• DESCRIPTION OF THE TASK: Collect all lines from the records below that include the word "Ebenen".

Collected data:
************

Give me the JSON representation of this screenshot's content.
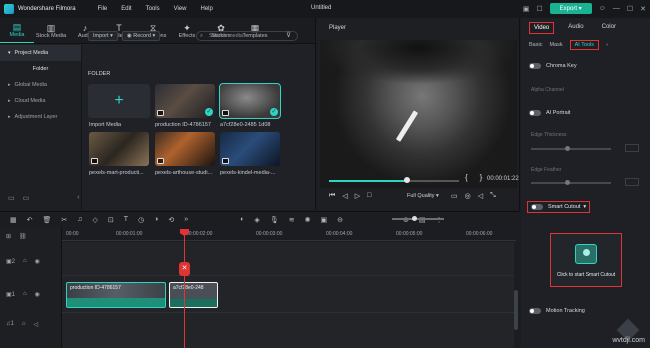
{
  "app": {
    "name": "Wondershare Filmora",
    "doc_title": "Untitled",
    "export_label": "Export"
  },
  "menu": [
    "File",
    "Edit",
    "Tools",
    "View",
    "Help"
  ],
  "media_tabs": [
    {
      "label": "Media",
      "icon": "media-icon",
      "active": true
    },
    {
      "label": "Stock Media",
      "icon": "stock-media-icon"
    },
    {
      "label": "Audio",
      "icon": "audio-icon"
    },
    {
      "label": "Titles",
      "icon": "titles-icon"
    },
    {
      "label": "Transitions",
      "icon": "transitions-icon"
    },
    {
      "label": "Effects",
      "icon": "effects-icon"
    },
    {
      "label": "Stickers",
      "icon": "stickers-icon"
    },
    {
      "label": "Templates",
      "icon": "templates-icon"
    }
  ],
  "sidebar": {
    "items": [
      "Project Media",
      "Folder",
      "Global Media",
      "Cloud Media",
      "Adjustment Layer"
    ]
  },
  "media_toolbar": {
    "import": "Import",
    "record": "Record",
    "search_placeholder": "Search media"
  },
  "folder_label": "FOLDER",
  "media_items": [
    {
      "caption": "Import Media"
    },
    {
      "caption": "production ID-4786157"
    },
    {
      "caption": "a7cf28e0-2485 1d08"
    },
    {
      "caption": "pexels-mart-producti..."
    },
    {
      "caption": "pexels-arthouse-studi..."
    },
    {
      "caption": "pexels-kindel-media-..."
    }
  ],
  "player": {
    "label": "Player",
    "timecode": "00:00:01:22",
    "quality": "Full Quality",
    "progress": 0.6
  },
  "properties": {
    "tabs": [
      "Video",
      "Audio",
      "Color"
    ],
    "active_tab": "Video",
    "sub_tabs": [
      "Basic",
      "Mask",
      "AI Tools"
    ],
    "active_sub_tab": "AI Tools",
    "chroma_key": "Chroma Key",
    "alpha_channel": "Alpha Channel",
    "ai_portrait": "AI Portrait",
    "edge_thickness": "Edge Thickness",
    "edge_feather": "Edge Feather",
    "smart_cutout": "Smart Cutout",
    "smart_cutout_prompt": "Click to start Smart Cutout",
    "motion_tracking": "Motion Tracking"
  },
  "timeline": {
    "ruler": [
      "00:00",
      "00:00:01:00",
      "00:00:02:00",
      "00:00:03:00",
      "00:00:04:00",
      "00:00:05:00",
      "00:00:06:00"
    ],
    "clip_a": "production ID-4786157",
    "clip_b": "a7cf28e0-248"
  },
  "watermark": "wvtdjl.com"
}
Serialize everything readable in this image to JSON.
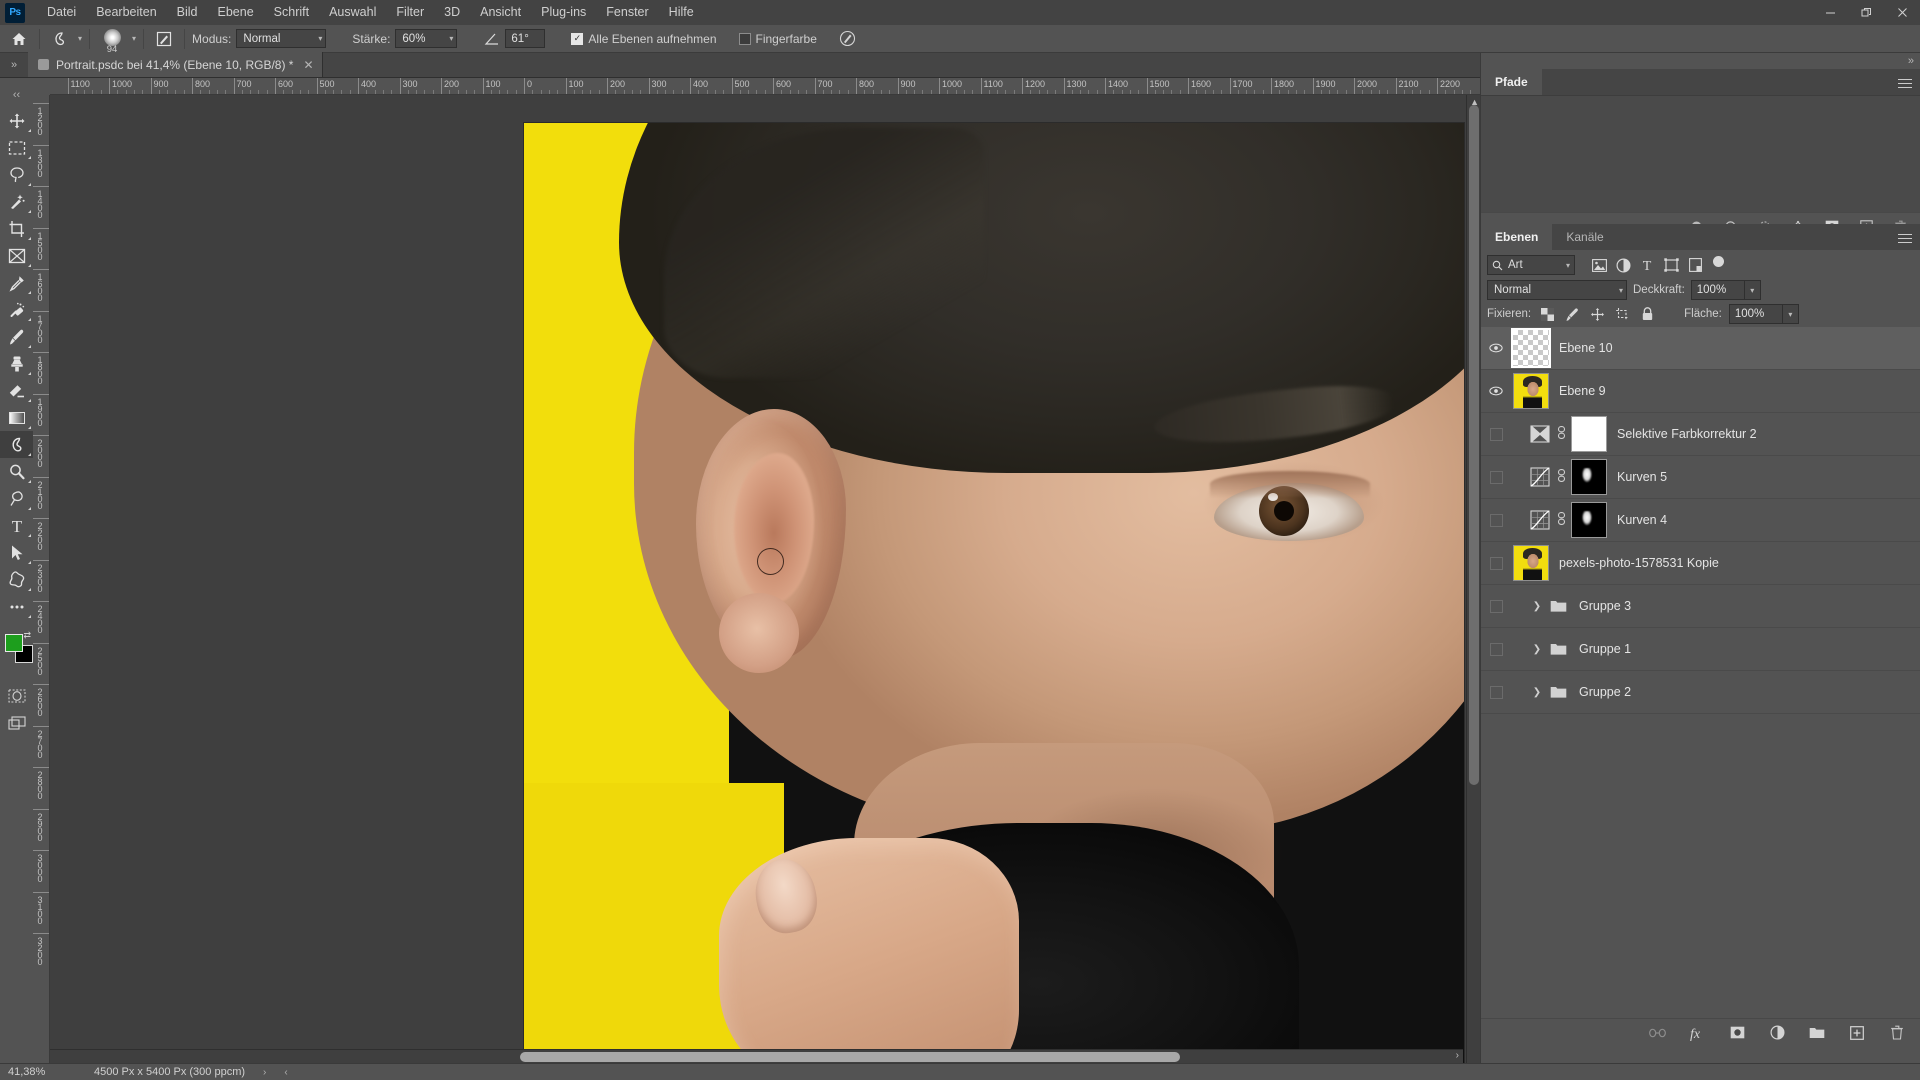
{
  "app": {
    "logo": "Ps",
    "menus": [
      "Datei",
      "Bearbeiten",
      "Bild",
      "Ebene",
      "Schrift",
      "Auswahl",
      "Filter",
      "3D",
      "Ansicht",
      "Plug-ins",
      "Fenster",
      "Hilfe"
    ],
    "window_controls": {
      "minimize": "—",
      "restore": "❐",
      "close": "✕"
    }
  },
  "options_bar": {
    "home_icon": "home-icon",
    "tool_icon": "smudge-tool-icon",
    "brush_size": "94",
    "brush_preset_caret": "⌄",
    "brush_panel_icon": "brush-settings-icon",
    "mode_label": "Modus:",
    "mode_value": "Normal",
    "strength_label": "Stärke:",
    "strength_value": "60%",
    "angle_label": "angle-icon",
    "angle_value": "61°",
    "sample_all_layers": {
      "label": "Alle Ebenen aufnehmen",
      "checked": true
    },
    "finger_paint": {
      "label": "Fingerfarbe",
      "checked": false
    },
    "pressure_icon": "tablet-pressure-icon",
    "right_icons": [
      "share-collab-icon",
      "search-icon",
      "workspace-icon",
      "chevron-down-icon",
      "export-icon"
    ]
  },
  "tabbar": {
    "expander": "»",
    "document": {
      "title": "Portrait.psdc bei 41,4% (Ebene 10, RGB/8) *",
      "close": "✕"
    }
  },
  "toolbar": {
    "tools": [
      {
        "name": "move-tool",
        "glyph": "move"
      },
      {
        "name": "rectangular-marquee-tool",
        "glyph": "marquee"
      },
      {
        "name": "lasso-tool",
        "glyph": "lasso"
      },
      {
        "name": "magic-wand-tool",
        "glyph": "wand"
      },
      {
        "name": "crop-tool",
        "glyph": "crop"
      },
      {
        "name": "frame-tool",
        "glyph": "frame"
      },
      {
        "name": "eyedropper-tool",
        "glyph": "eyedropper"
      },
      {
        "name": "spot-healing-brush-tool",
        "glyph": "healing"
      },
      {
        "name": "brush-tool",
        "glyph": "brush"
      },
      {
        "name": "clone-stamp-tool",
        "glyph": "stamp"
      },
      {
        "name": "eraser-tool",
        "glyph": "eraser"
      },
      {
        "name": "gradient-tool",
        "glyph": "gradient"
      },
      {
        "name": "smudge-tool",
        "glyph": "smudge",
        "selected": true
      },
      {
        "name": "dodge-tool",
        "glyph": "dodge"
      },
      {
        "name": "pen-tool",
        "glyph": "pen"
      },
      {
        "name": "type-tool",
        "glyph": "type"
      },
      {
        "name": "path-selection-tool",
        "glyph": "arrow"
      },
      {
        "name": "custom-shape-tool",
        "glyph": "shape"
      },
      {
        "name": "more-tools",
        "glyph": "ellipsis"
      }
    ],
    "foreground_color": "#1d9e1d",
    "background_color": "#000000",
    "quick_mask": "quick-mask-icon",
    "screen_mode": "screen-mode-icon"
  },
  "rulers": {
    "horizontal": [
      "1100",
      "1000",
      "900",
      "800",
      "700",
      "600",
      "500",
      "400",
      "300",
      "200",
      "100",
      "0",
      "100",
      "200",
      "300",
      "400",
      "500",
      "600",
      "700",
      "800",
      "900",
      "1000",
      "1100",
      "1200",
      "1300",
      "1400",
      "1500",
      "1600",
      "1700",
      "1800",
      "1900",
      "2000",
      "2100",
      "2200"
    ],
    "vertical": [
      "1200",
      "1300",
      "1400",
      "1500",
      "1600",
      "1700",
      "1800",
      "1900",
      "2000",
      "2100",
      "2200",
      "2300",
      "2400",
      "2500",
      "2600",
      "2700",
      "2800",
      "2900",
      "3000",
      "3100",
      "3200"
    ]
  },
  "canvas": {
    "brush_cursor": "brush-cursor",
    "background_color": "#f2de0c"
  },
  "paths_panel": {
    "tab": "Pfade",
    "menu_icon": "panel-menu-icon",
    "footer_icons": [
      "fill-path-icon",
      "stroke-path-icon",
      "load-selection-icon",
      "make-work-path-icon",
      "add-mask-icon",
      "new-path-icon",
      "delete-path-icon"
    ]
  },
  "layers_panel": {
    "tabs": [
      {
        "label": "Ebenen",
        "active": true
      },
      {
        "label": "Kanäle",
        "active": false
      }
    ],
    "menu_icon": "panel-menu-icon",
    "filter": {
      "search_icon": "search-icon",
      "value": "Art",
      "caret": "⌄",
      "type_icons": [
        "pixel-filter-icon",
        "adjustment-filter-icon",
        "type-filter-icon",
        "shape-filter-icon",
        "smartobject-filter-icon"
      ],
      "toggle": "filter-toggle-icon"
    },
    "blend_mode": {
      "value": "Normal",
      "caret": "⌄"
    },
    "opacity": {
      "label": "Deckkraft:",
      "value": "100%",
      "caret": "⌄"
    },
    "lock": {
      "label": "Fixieren:",
      "icons": [
        "lock-transparency-icon",
        "lock-image-icon",
        "lock-position-icon",
        "lock-artboard-icon",
        "lock-all-icon"
      ]
    },
    "fill": {
      "label": "Fläche:",
      "value": "100%",
      "caret": "⌄"
    },
    "layers": [
      {
        "name": "Ebene 10",
        "visible": true,
        "selected": true,
        "thumb": "checker",
        "kind": "pixel"
      },
      {
        "name": "Ebene 9",
        "visible": true,
        "selected": false,
        "thumb": "portrait",
        "kind": "pixel"
      },
      {
        "name": "Selektive Farbkorrektur 2",
        "visible": false,
        "selected": false,
        "thumb": "white",
        "kind": "adjustment",
        "adj_icon": "selective-color-icon",
        "linked": true
      },
      {
        "name": "Kurven 5",
        "visible": false,
        "selected": false,
        "thumb": "black",
        "kind": "adjustment",
        "adj_icon": "curves-icon",
        "linked": true
      },
      {
        "name": "Kurven 4",
        "visible": false,
        "selected": false,
        "thumb": "black",
        "kind": "adjustment",
        "adj_icon": "curves-icon",
        "linked": true
      },
      {
        "name": "pexels-photo-1578531 Kopie",
        "visible": false,
        "selected": false,
        "thumb": "portrait",
        "kind": "pixel"
      },
      {
        "name": "Gruppe 3",
        "visible": false,
        "selected": false,
        "kind": "group"
      },
      {
        "name": "Gruppe 1",
        "visible": false,
        "selected": false,
        "kind": "group"
      },
      {
        "name": "Gruppe 2",
        "visible": false,
        "selected": false,
        "kind": "group"
      }
    ],
    "footer_icons": [
      "link-layers-icon",
      "layer-style-fx-icon",
      "add-mask-icon",
      "new-adjustment-layer-icon",
      "new-group-icon",
      "new-layer-icon",
      "delete-layer-icon"
    ]
  },
  "status_bar": {
    "zoom": "41,38%",
    "dimensions": "4500 Px x 5400 Px (300 ppcm)",
    "forward_arrow": "›",
    "back_arrow": "‹"
  }
}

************

• ANSWER TO THIS EXERCISE:
      "label": "Alle Ebenen aufnehmen",
        "label": "Ebenen",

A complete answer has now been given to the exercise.